if(box == null)
Therefore, very strangely I might add, the default value of the field
t in your simple wrapper class is always going to be
null, as the field is always going to be a boxed primitive, as generics are implemented at the JVM level by type erasure. Therefore, all the JVM sees is that
t is of type
Object, with a value of
null. The method
get will therefore always return
null, but when the generic method
get is supposed to return a primitive type, the
null gets unboxed to the default value.
Also, a bit of poking around with reflection does indeed show that the field is indeed
val sw = new SimpleWrap[Boolean]
f => f.setAccessible(true)
Oh the fun of
nulls. One solution to this problem would be to use the 2.8
@specialised annotation, if that has been implemented in the nightly build you use.
Or, even better, the Scala compiler could default those fields to boxed defaults of the actual defaults of the primitives used. For example, in the case of a
t would have the type
Object and the value
java.lang.Boolean(false) at runtime.
EDIT: Bug report submitted.
Another weird thing:
val x: Int = null.asInstanceOf[Int] // 0
val y: Boolean = null.asInstanceOf[Boolean] // false
This is something that should be solved in order for generics to really be generic, and have consistent behaviour! At the moment your

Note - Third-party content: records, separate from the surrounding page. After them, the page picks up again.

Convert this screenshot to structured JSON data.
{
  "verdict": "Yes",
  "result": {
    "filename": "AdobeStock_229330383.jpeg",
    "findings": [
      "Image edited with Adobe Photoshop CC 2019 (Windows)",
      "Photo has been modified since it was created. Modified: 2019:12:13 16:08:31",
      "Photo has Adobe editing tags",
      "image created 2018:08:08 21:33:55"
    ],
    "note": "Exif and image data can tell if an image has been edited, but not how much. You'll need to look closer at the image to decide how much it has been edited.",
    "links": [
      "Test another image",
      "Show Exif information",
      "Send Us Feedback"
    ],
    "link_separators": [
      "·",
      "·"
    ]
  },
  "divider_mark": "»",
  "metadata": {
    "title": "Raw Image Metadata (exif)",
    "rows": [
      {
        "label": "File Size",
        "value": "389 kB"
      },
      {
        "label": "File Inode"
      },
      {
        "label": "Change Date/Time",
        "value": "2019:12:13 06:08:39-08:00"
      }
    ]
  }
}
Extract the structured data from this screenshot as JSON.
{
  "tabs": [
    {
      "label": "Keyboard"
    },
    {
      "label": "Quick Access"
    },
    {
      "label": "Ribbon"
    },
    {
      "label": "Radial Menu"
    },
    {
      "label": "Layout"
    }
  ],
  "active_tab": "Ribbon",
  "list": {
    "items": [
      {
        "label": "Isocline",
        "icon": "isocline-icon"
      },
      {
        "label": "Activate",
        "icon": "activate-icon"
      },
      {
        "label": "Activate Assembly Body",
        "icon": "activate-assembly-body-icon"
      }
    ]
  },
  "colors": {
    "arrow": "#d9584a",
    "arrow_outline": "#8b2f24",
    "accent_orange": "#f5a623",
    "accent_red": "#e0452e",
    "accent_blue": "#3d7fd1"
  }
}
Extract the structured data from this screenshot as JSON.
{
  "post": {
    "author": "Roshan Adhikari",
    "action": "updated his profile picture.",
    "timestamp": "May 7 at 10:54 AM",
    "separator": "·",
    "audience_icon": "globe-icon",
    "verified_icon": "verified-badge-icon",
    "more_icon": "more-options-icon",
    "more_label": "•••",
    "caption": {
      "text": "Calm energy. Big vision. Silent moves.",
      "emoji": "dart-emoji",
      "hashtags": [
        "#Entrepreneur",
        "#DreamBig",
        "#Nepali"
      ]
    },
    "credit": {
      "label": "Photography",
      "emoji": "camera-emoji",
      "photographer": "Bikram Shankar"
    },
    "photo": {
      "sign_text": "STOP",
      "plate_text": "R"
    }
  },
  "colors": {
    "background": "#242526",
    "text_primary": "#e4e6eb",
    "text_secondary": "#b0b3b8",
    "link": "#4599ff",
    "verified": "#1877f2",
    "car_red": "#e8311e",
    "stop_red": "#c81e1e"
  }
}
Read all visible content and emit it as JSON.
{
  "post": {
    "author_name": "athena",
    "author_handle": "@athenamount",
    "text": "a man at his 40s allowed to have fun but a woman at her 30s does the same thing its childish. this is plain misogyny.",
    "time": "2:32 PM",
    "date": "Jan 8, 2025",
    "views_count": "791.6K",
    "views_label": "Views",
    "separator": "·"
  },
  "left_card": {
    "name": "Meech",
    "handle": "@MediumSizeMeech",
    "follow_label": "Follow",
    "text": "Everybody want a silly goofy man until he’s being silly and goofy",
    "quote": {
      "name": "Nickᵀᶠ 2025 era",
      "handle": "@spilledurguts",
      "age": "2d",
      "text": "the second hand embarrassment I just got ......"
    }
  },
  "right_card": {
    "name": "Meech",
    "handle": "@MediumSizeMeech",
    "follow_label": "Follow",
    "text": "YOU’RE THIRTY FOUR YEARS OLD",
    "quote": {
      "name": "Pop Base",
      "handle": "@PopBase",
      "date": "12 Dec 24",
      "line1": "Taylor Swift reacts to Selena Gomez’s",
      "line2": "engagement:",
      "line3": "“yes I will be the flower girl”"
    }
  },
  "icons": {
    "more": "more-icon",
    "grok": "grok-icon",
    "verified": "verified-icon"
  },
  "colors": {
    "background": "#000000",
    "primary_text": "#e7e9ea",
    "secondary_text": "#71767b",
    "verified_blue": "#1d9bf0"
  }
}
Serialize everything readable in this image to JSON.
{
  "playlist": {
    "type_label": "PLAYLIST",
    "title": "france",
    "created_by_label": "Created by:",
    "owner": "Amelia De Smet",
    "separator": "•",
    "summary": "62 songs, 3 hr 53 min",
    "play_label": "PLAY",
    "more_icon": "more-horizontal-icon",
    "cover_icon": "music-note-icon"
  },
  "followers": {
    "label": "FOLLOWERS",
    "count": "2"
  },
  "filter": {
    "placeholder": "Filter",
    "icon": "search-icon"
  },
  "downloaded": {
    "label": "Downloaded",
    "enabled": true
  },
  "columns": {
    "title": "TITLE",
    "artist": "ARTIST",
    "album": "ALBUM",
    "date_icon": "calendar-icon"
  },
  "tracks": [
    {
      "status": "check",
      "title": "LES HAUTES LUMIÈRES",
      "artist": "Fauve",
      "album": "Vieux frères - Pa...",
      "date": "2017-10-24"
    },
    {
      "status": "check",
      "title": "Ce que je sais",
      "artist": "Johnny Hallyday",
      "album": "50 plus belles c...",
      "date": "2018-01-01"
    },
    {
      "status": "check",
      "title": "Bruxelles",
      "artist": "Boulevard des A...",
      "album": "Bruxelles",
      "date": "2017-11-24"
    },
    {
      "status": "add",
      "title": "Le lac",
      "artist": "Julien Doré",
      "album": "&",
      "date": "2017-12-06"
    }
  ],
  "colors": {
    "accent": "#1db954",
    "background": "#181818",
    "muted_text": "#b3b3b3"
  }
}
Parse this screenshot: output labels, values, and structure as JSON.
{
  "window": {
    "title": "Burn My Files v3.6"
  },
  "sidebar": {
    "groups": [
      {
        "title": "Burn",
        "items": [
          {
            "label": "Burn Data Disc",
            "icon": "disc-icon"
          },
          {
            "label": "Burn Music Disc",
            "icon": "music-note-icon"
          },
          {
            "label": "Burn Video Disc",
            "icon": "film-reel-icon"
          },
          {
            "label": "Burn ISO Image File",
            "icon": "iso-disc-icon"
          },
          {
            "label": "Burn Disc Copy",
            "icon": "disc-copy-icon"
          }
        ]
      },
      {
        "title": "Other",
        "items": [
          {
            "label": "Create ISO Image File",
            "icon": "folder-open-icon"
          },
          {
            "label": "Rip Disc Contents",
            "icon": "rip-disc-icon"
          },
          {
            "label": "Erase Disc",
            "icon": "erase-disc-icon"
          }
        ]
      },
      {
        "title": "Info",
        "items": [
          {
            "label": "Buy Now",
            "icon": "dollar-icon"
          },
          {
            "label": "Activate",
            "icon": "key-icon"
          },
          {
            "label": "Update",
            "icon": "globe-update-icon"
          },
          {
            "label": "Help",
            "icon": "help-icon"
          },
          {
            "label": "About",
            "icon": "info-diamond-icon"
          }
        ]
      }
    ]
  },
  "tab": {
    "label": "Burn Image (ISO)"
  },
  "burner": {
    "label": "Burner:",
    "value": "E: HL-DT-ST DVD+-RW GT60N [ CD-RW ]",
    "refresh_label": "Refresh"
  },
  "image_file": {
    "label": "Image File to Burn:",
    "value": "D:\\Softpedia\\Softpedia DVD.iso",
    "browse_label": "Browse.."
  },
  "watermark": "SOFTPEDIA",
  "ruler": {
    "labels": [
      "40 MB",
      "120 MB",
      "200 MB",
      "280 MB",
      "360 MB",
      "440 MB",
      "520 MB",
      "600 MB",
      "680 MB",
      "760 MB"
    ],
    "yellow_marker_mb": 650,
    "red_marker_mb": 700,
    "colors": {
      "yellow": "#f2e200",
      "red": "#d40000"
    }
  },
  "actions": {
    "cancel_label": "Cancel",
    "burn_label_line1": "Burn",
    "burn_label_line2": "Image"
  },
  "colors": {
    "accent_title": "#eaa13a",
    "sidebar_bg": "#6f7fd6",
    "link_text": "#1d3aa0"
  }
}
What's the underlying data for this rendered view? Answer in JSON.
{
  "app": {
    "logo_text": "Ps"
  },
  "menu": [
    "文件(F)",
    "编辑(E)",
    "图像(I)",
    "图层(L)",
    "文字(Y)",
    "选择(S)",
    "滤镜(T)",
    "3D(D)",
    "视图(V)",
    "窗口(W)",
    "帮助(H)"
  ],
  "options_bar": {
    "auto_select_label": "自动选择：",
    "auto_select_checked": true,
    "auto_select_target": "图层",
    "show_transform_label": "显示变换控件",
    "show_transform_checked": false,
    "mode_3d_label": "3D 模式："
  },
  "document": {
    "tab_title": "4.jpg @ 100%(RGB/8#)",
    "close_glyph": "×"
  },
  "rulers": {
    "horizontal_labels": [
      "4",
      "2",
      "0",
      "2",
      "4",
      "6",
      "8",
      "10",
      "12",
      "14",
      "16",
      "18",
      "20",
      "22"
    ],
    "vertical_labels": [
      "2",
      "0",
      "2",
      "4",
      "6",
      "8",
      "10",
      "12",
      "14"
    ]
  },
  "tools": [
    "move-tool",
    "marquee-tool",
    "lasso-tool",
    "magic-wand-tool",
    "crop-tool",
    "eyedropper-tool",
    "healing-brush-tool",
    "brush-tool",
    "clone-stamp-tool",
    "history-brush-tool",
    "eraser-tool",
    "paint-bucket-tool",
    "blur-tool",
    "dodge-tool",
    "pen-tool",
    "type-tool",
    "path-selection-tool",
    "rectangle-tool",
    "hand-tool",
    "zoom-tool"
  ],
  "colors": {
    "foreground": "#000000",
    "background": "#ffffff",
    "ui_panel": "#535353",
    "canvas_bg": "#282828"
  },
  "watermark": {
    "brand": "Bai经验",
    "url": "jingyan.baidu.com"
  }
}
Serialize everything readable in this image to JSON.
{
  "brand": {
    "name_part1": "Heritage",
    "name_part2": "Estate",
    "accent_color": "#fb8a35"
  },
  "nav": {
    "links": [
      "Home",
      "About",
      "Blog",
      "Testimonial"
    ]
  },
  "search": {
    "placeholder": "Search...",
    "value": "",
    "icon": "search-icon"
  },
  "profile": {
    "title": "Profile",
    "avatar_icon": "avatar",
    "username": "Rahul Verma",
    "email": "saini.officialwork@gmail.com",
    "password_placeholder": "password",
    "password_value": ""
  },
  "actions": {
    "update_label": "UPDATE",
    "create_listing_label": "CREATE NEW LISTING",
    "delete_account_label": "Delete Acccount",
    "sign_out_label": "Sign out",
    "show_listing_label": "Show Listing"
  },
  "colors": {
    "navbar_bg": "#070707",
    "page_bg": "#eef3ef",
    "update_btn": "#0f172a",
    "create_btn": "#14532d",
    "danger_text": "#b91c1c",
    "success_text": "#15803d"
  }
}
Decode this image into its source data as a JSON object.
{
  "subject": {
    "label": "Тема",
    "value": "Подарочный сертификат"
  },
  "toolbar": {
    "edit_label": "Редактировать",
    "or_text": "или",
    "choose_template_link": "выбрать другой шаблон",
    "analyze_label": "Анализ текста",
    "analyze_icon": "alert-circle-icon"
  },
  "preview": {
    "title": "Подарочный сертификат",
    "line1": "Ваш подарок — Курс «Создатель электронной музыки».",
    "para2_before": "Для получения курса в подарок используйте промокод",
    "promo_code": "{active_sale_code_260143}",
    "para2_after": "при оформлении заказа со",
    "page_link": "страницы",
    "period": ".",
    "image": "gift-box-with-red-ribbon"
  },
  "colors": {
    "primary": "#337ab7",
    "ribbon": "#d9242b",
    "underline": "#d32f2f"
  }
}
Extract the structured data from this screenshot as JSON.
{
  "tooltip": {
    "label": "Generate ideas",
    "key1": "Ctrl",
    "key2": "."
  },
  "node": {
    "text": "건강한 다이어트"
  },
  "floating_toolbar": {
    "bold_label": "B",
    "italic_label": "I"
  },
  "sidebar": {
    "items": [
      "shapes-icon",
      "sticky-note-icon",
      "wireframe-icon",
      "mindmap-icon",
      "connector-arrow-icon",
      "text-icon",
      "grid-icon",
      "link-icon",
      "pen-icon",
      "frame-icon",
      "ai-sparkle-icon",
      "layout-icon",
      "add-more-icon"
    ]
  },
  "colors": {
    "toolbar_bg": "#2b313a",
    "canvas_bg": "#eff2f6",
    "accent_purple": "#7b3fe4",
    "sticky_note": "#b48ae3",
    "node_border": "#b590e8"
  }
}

get method doesn't have a consistent behaviour.
-- Flaviu Cipcigan